Action item>
Lines holding the word "screenshot" are the ones to copy from the data below.

Provided data>
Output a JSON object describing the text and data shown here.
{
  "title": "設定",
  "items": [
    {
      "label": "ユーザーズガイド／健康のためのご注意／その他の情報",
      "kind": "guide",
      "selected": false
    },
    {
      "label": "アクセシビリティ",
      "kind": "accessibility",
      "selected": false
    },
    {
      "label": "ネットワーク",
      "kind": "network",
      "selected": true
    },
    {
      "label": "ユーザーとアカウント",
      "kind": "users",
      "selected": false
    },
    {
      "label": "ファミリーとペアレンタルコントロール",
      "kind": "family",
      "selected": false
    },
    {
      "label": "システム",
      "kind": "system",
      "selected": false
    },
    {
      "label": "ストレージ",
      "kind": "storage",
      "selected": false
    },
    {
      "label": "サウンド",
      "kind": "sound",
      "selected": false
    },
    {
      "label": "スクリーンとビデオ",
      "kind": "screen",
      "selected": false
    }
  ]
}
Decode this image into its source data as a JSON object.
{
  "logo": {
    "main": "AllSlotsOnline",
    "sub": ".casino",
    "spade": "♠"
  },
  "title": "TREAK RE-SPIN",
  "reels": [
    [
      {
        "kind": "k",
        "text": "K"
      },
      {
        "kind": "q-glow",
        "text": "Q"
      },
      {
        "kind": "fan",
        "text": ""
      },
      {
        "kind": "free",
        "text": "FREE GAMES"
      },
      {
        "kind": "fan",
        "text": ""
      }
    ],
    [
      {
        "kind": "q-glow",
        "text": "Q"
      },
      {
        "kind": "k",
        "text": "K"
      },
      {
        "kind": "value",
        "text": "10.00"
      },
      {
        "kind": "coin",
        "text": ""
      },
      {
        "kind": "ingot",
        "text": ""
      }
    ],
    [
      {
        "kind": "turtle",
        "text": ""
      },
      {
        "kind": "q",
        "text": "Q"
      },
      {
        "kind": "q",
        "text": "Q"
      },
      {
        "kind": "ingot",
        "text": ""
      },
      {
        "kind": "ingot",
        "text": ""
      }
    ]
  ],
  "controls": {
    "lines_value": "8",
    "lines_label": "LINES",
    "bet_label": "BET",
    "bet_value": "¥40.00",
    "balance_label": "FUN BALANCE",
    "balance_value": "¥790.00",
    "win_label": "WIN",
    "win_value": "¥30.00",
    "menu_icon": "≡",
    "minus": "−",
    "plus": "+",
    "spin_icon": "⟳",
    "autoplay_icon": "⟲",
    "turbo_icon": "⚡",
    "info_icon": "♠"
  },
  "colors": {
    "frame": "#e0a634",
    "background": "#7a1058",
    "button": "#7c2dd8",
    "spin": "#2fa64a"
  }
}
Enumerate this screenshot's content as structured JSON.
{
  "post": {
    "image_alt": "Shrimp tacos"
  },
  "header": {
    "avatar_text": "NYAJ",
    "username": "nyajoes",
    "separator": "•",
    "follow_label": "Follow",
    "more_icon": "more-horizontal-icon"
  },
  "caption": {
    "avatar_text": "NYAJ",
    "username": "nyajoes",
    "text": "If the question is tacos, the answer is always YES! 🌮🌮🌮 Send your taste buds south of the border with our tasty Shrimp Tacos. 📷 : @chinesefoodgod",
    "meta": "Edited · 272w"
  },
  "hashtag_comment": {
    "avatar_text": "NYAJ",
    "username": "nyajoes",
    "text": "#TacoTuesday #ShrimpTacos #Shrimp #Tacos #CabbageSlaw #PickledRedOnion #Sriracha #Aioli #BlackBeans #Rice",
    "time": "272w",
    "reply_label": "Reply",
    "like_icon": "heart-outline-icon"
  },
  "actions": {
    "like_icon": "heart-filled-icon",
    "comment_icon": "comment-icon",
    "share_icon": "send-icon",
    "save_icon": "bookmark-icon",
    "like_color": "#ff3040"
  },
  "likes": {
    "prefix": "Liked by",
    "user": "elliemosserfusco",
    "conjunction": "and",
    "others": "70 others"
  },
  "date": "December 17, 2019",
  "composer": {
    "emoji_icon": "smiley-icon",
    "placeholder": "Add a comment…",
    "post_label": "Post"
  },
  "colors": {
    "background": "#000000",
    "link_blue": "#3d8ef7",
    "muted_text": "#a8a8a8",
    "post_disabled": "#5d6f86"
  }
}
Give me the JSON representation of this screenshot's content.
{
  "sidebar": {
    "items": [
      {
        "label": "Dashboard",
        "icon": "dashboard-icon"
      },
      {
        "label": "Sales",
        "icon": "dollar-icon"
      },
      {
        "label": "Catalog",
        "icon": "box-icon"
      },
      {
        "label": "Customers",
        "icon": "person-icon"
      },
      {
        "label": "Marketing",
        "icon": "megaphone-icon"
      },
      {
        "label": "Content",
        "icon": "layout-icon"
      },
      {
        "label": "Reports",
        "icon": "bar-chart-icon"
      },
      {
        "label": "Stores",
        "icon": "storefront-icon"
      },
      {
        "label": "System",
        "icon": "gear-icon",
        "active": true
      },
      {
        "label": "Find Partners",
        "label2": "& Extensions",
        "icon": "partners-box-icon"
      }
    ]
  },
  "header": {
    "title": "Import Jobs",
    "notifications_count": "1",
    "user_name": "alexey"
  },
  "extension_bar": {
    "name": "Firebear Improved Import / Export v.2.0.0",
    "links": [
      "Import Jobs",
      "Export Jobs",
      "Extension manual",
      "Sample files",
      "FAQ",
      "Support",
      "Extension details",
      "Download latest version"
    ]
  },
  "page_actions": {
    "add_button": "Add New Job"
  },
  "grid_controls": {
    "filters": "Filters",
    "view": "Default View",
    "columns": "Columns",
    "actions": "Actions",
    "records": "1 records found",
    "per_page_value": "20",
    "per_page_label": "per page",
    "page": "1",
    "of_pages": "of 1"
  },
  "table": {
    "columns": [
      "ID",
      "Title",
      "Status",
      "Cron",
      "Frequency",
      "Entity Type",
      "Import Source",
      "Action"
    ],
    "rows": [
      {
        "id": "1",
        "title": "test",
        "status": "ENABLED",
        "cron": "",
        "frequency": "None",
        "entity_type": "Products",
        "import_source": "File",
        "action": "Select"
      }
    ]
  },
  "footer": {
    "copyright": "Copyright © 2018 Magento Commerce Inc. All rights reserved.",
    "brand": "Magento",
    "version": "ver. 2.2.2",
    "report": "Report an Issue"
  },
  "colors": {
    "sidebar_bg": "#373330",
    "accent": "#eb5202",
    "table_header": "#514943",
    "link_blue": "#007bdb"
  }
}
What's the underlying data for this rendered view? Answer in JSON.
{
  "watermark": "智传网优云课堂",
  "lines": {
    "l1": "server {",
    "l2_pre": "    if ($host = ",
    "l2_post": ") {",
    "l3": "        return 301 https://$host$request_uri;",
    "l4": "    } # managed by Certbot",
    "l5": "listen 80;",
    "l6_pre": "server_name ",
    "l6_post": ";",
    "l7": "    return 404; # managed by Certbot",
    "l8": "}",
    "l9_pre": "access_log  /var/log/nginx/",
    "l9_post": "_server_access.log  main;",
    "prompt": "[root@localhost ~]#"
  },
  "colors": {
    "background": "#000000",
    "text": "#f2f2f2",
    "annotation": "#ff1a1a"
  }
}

Written solution>
Enumerate this screenshot's content as structured JSON.
Give me the JSON representation of this screenshot's content.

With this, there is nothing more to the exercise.